Posted: 25 April 2017 | By Darcie Thompson-Fields
Google has updates its Google Home smart speaker service to able to take commands and provide personalised responses for up to six people.
The new feature, one which has been regularly requested to the company since it launched in the US last November. It has only recently gone on sale in the UK.
The update, which is being rolled out in the US now and in the UK in the coming months, allows it to be trained to understands up to six different people – the voices of whom will be learnt and recognised every time a ‘Hey Google’ or ‘OK Google’ command is given, followed by a question.
Separate profiles are created for each individual user to provide more tailored responses, by building up a history of knowledge to that individual. This includes the ability to provide details of their schedule for the day, diary dates, reminders, music tastes, news interest, sporting results amongst others.

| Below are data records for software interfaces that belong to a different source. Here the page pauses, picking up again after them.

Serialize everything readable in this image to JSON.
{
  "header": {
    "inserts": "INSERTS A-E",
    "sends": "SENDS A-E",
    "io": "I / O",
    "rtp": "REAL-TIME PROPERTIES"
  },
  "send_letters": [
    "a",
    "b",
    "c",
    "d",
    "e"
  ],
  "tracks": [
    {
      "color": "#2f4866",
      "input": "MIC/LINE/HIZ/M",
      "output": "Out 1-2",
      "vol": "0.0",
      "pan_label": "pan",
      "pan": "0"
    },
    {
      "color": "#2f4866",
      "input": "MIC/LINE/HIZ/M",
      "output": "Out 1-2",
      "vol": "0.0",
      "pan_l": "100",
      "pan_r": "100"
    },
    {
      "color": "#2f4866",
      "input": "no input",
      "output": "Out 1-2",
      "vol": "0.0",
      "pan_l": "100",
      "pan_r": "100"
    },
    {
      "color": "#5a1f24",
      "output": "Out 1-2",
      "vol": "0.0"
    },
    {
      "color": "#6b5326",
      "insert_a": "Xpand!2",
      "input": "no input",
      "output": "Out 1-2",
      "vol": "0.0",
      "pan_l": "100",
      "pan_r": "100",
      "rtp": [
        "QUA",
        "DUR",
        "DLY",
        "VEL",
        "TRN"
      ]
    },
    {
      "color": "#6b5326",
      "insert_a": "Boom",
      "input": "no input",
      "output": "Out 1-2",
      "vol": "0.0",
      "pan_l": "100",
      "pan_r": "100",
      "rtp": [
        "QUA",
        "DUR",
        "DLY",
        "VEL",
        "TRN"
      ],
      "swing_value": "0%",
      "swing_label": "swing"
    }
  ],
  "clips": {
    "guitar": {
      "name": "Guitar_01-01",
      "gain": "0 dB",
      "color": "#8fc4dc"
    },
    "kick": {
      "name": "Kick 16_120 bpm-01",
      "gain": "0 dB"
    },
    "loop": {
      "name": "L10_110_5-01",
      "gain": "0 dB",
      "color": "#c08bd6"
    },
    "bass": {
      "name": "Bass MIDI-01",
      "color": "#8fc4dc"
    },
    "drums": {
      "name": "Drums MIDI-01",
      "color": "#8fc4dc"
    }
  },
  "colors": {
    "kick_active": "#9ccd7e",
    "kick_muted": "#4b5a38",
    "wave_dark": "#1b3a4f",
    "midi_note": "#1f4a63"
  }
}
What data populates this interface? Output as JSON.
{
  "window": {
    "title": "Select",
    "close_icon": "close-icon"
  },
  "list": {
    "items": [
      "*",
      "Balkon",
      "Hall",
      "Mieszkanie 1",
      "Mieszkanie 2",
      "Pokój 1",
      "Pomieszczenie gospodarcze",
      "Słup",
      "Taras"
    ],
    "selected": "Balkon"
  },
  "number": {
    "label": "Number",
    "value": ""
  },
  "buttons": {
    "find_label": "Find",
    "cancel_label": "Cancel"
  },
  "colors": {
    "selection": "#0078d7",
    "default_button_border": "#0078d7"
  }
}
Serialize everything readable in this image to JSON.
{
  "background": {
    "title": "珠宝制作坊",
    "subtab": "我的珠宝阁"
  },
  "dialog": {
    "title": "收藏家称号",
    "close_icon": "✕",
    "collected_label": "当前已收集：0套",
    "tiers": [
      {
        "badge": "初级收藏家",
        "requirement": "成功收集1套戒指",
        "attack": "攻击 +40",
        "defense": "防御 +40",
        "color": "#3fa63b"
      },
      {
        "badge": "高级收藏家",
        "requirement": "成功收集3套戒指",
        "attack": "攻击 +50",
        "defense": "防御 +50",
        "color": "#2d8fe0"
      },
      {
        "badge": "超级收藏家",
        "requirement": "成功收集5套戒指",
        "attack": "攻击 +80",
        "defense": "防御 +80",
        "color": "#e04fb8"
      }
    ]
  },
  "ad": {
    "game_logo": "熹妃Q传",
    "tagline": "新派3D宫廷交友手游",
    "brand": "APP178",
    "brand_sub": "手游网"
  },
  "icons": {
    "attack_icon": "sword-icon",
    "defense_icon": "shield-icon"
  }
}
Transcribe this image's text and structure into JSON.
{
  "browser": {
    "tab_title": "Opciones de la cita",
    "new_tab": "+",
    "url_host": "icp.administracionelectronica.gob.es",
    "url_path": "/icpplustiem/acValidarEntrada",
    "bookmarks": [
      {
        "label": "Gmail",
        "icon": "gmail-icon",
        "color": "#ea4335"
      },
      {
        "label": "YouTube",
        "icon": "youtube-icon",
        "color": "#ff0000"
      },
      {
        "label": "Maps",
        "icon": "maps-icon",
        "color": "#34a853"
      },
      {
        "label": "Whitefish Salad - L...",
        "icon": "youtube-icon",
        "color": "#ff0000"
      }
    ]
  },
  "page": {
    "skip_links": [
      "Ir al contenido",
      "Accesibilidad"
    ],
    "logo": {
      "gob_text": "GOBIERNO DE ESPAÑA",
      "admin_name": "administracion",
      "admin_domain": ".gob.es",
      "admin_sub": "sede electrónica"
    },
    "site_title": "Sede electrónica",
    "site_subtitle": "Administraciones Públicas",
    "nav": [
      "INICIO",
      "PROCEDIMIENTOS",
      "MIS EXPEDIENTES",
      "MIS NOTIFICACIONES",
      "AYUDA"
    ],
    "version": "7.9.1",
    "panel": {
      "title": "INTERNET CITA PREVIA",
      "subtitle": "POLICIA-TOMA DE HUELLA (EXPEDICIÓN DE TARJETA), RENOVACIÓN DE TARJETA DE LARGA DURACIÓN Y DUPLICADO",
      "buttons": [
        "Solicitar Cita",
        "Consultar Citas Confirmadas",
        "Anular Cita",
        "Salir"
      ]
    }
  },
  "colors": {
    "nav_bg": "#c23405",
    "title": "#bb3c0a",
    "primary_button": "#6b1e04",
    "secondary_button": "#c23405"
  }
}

Google Home is a natural rival to the Amazon Echo, which arrived in the US back in June 2015 (UK September 2016).
According to forecasts from VoiceLabs.co, both the Amazon Echo and Google Home smart speakers will account for more than 24 million unit sales combined by the end of 2017. More than 8 million Amazon Echo speakers had been sold as of February this year, according to Tech.co
Instructions from Google:
‘To get started, first make sure that you have the latest Google Home app. Then, look for a card that says ”multi-user is available” when you open the app. If you don’t see a card, click on the icon in the top right to see all of your connected devices. Once you see your Google Home in the list, select “Link your account.” From there, you’ll teach your Assistant to understand it’s you, not your partner, family member or roommate—and vice versa, based on who’s speaking. For certain features, like personalised music and commute, you’ll also need to set up your preferences within the app.
So how does it work? When you connect your account on a Google Home, we ask you to say the phrases “Ok Google” and “Hey Google” two times each. Those phrases are then analysed by a neural network, which can detect certain characteristics of a person’s voice. From that point on, any time you say “OK Google” or “Hey Google” to your Google Home, the neural network will compare the sound of your voice to its previous analysis so it can understand if it’s you speaking or not. This comparison takes place only on your device, in a matter of milliseconds.’